Collection entries

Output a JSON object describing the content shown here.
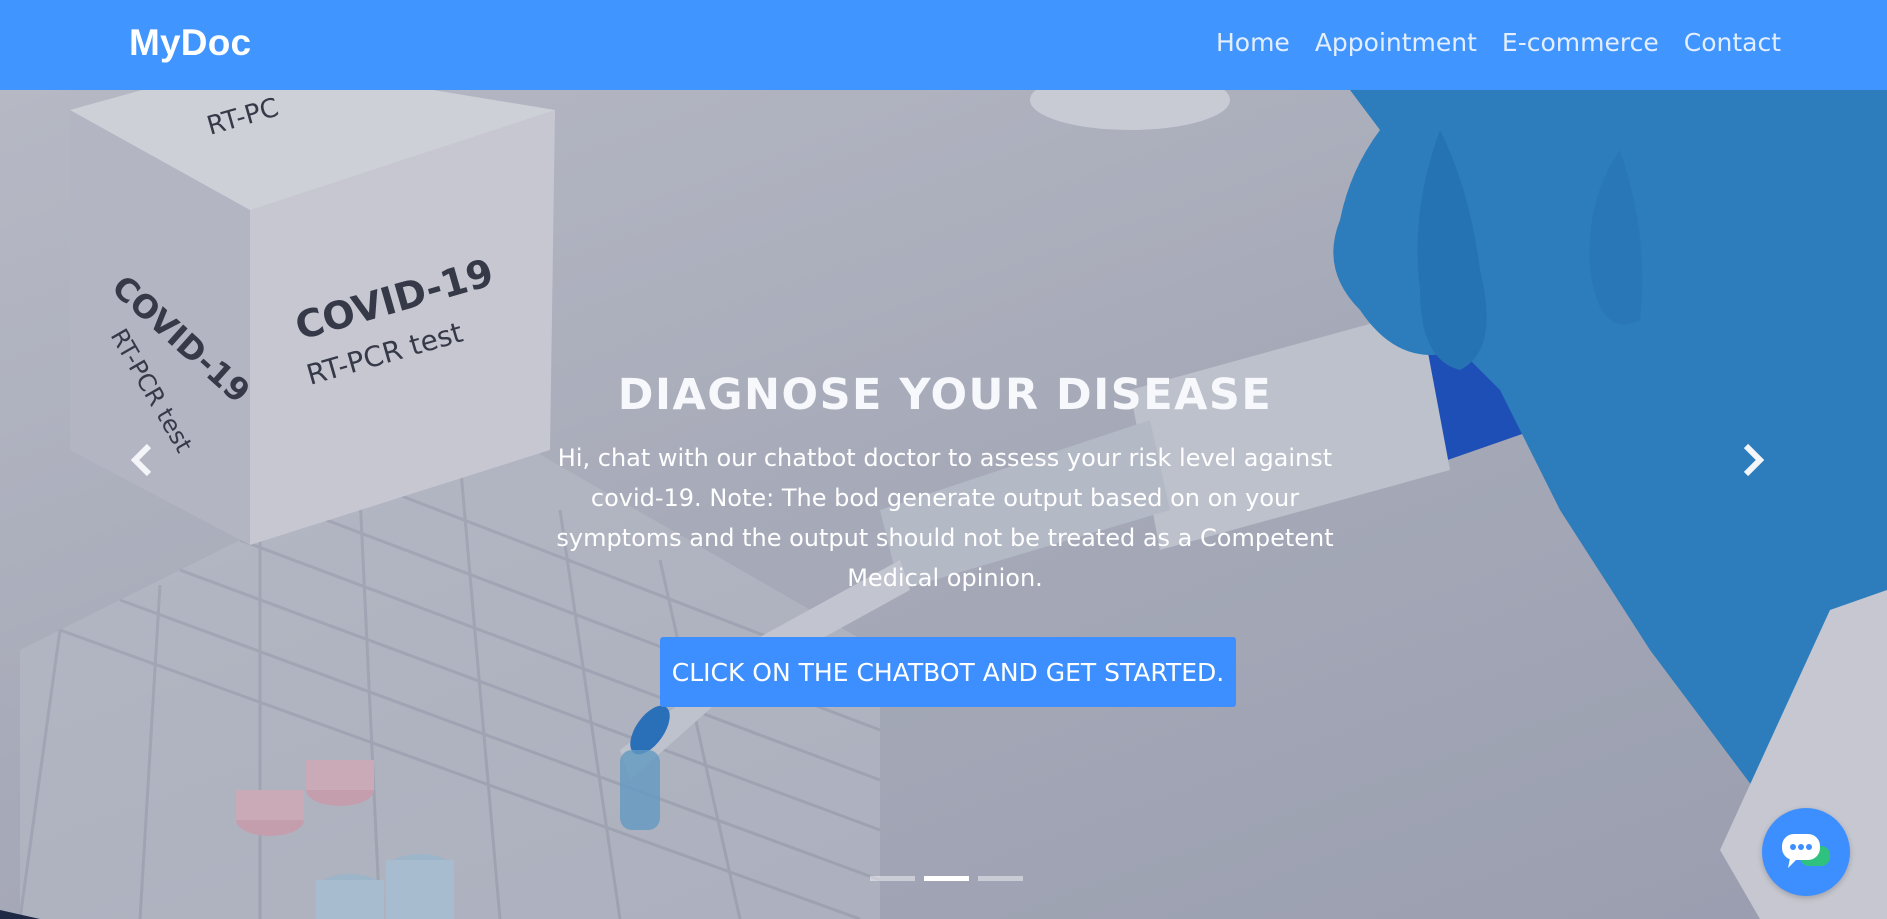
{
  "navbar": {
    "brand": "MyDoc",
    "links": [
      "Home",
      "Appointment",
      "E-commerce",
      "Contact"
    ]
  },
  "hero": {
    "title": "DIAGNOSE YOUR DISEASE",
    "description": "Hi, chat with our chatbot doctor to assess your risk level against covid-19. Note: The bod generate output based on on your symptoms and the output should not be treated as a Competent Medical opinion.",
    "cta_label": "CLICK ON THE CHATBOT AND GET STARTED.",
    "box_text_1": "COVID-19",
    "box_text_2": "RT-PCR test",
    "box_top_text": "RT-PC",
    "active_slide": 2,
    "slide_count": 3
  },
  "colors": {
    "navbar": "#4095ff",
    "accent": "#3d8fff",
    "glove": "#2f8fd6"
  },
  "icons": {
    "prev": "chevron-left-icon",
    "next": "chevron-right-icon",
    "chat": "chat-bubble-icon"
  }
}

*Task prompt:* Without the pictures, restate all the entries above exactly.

*Answer:*
Output a JSON object describing the content shown here.
{
  "navbar": {
    "brand": "MyDoc",
    "links": [
      "Home",
      "Appointment",
      "E-commerce",
      "Contact"
    ]
  },
  "hero": {
    "title": "DIAGNOSE YOUR DISEASE",
    "description": "Hi, chat with our chatbot doctor to assess your risk level against covid-19. Note: The bod generate output based on on your symptoms and the output should not be treated as a Competent Medical opinion.",
    "cta_label": "CLICK ON THE CHATBOT AND GET STARTED.",
    "box_text_1": "COVID-19",
    "box_text_2": "RT-PCR test",
    "box_top_text": "RT-PC",
    "active_slide": 2,
    "slide_count": 3
  },
  "colors": {
    "navbar": "#4095ff",
    "accent": "#3d8fff",
    "glove": "#2f8fd6"
  },
  "icons": {
    "prev": "chevron-left-icon",
    "next": "chevron-right-icon",
    "chat": "chat-bubble-icon"
  }
}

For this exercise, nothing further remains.